I had never heard of the Jena method so looked up their site and pressed Google's superb 'translate to English' option. The basic called 'conversation' is interesting in that children sit together in 'year groups'. Jena means junior, middle and senior (according to Google translate). Doing this, children take different social roles. I went to Catholic schools when I was a child; they did not worry over much about my conversation skills. One note I had to bring home to my parents stated: Gary never shuts up.

However, those born to these marvels take them for granted. Those born before technology all but saturated the planet likely long for the anonymity and privacy of their youth. Be assured however that no one is willing to give up their phone regardless.

Whether a person uses a personal computer or strictly phone, that person is connected. He or she can be alerted to 'fast-breaking' events, watch live video of anything that catches someone's fancy and listen to a number of media who explain it all.

If time is indeed money, then today's generation is ready for action: they have the tools and the energy to ride several waves at once. It is really too bad that time itself is not malleable: if it is midnight in Holland, it is dinner time in America.

Thus if I want to actually speak with my brother in Houston, I have to stay up late. If I wanted to chat with Graham, who lives in Melbourne, then I need to set an alarm. That I could talk to either one is technology and the internet's gift.

In response to my column last week, a friend sent me a link to a site she thought was good for learning Dutch. I probably will not look at it. My partner could explain that easily: Gary likes books. True. I like the feel of a book, in hand or pocket.

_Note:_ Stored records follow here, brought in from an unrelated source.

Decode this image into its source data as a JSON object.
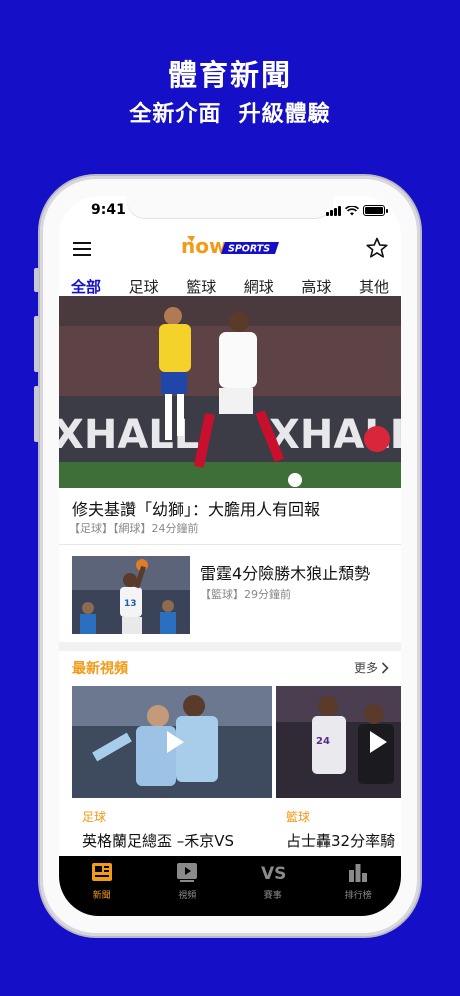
{
  "promo": {
    "title": "體育新聞",
    "subtitle": "全新介面  升級體驗"
  },
  "status_bar": {
    "time": "9:41"
  },
  "header": {
    "logo_text": "now",
    "logo_badge": "SPORTS",
    "menu_icon": "hamburger-menu-icon",
    "favorite_icon": "star-icon"
  },
  "tabs": [
    {
      "label": "全部",
      "active": true
    },
    {
      "label": "足球",
      "active": false
    },
    {
      "label": "籃球",
      "active": false
    },
    {
      "label": "網球",
      "active": false
    },
    {
      "label": "高球",
      "active": false
    },
    {
      "label": "其他",
      "active": false
    }
  ],
  "hero_article": {
    "title": "修夫基讚「幼獅」：大膽用人有回報",
    "tags": "【足球】【網球】24分鐘前"
  },
  "article_2": {
    "title": "雷霆4分險勝木狼止頹勢",
    "tags": "【籃球】29分鐘前"
  },
  "video_section": {
    "label": "最新視頻",
    "more_label": "更多",
    "videos": [
      {
        "category": "足球",
        "title": "英格蘭足總盃 –禾京VS"
      },
      {
        "category": "籃球",
        "title": "占士轟32分率騎"
      }
    ]
  },
  "bottom_nav": [
    {
      "label": "新聞",
      "icon": "newspaper-icon",
      "active": true
    },
    {
      "label": "視頻",
      "icon": "video-icon",
      "active": false
    },
    {
      "label": "賽事",
      "icon": "vs-icon",
      "active": false
    },
    {
      "label": "排行榜",
      "icon": "bar-chart-icon",
      "active": false
    }
  ],
  "colors": {
    "background": "#1510c8",
    "accent_orange": "#f39a16",
    "active_tab": "#1510c8"
  }
}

G. Wiley / NLStrabo - © Copyright - All rights reserved - gwileynl@gmail.com
In memory of Herb Caen